As Mr. Bowen explains in his Introduction, on July 25, 1898, the Interior Department established an Indian Territory Division to administer the Curtis Act of 1898, named for the Native American Senator Charles Curtis of Kansas. The Curtis Act mandated that new tribal population rolls be compiled for inhabitants of the Indian Territory. The leaders of the Creek Nation in Muskogee, who had hoped to retain their tribal organization, resisted this census requirement until 1904-05, when the Dawes Commission announced that its representatives would appear in seven towns of the Creek Nation and accept notarized official applications for its newborn. Once the deadline for these applications had passed, the rolls establishing Creek citizenship would be closed. The Commission accepted applications for 2,410 children by the deadline of midnight, May 2, 1905; however, only 1,171 of those claimants were ultimately approved.

​Mr. Bowen's transcriptions include all correspondence associated with the 1,171 successful Creek claimants.
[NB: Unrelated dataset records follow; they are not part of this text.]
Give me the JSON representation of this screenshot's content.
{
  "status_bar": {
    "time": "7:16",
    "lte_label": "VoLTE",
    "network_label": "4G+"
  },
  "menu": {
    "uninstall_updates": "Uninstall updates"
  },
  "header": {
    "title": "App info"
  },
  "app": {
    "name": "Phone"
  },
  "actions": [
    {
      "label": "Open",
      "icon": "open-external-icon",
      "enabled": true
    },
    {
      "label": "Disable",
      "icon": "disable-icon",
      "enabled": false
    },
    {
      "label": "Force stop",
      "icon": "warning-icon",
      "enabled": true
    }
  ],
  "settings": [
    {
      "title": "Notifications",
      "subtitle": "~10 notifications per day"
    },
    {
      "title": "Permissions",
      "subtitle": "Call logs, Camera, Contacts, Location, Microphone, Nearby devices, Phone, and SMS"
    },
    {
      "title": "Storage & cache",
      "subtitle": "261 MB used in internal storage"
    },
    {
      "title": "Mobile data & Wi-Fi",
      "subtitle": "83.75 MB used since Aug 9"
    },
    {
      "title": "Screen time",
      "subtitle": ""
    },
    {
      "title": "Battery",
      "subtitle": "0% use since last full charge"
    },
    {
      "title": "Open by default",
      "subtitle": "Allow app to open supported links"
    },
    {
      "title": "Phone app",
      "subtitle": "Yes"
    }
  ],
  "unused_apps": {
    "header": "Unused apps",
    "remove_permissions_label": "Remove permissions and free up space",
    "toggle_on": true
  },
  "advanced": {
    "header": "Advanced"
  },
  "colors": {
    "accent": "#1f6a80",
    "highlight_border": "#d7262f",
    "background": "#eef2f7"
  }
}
Besides the names of all parents and "newborns," the applications include the names of doctors, lawyers, midwives, and other Creek relatives whose identities were divulged as part of the application process, and who attended to the Creek Nation before and during this time in history. In all, researchers will find over 2,000 Creek connections in the name index to this volume.

​350 pages, paper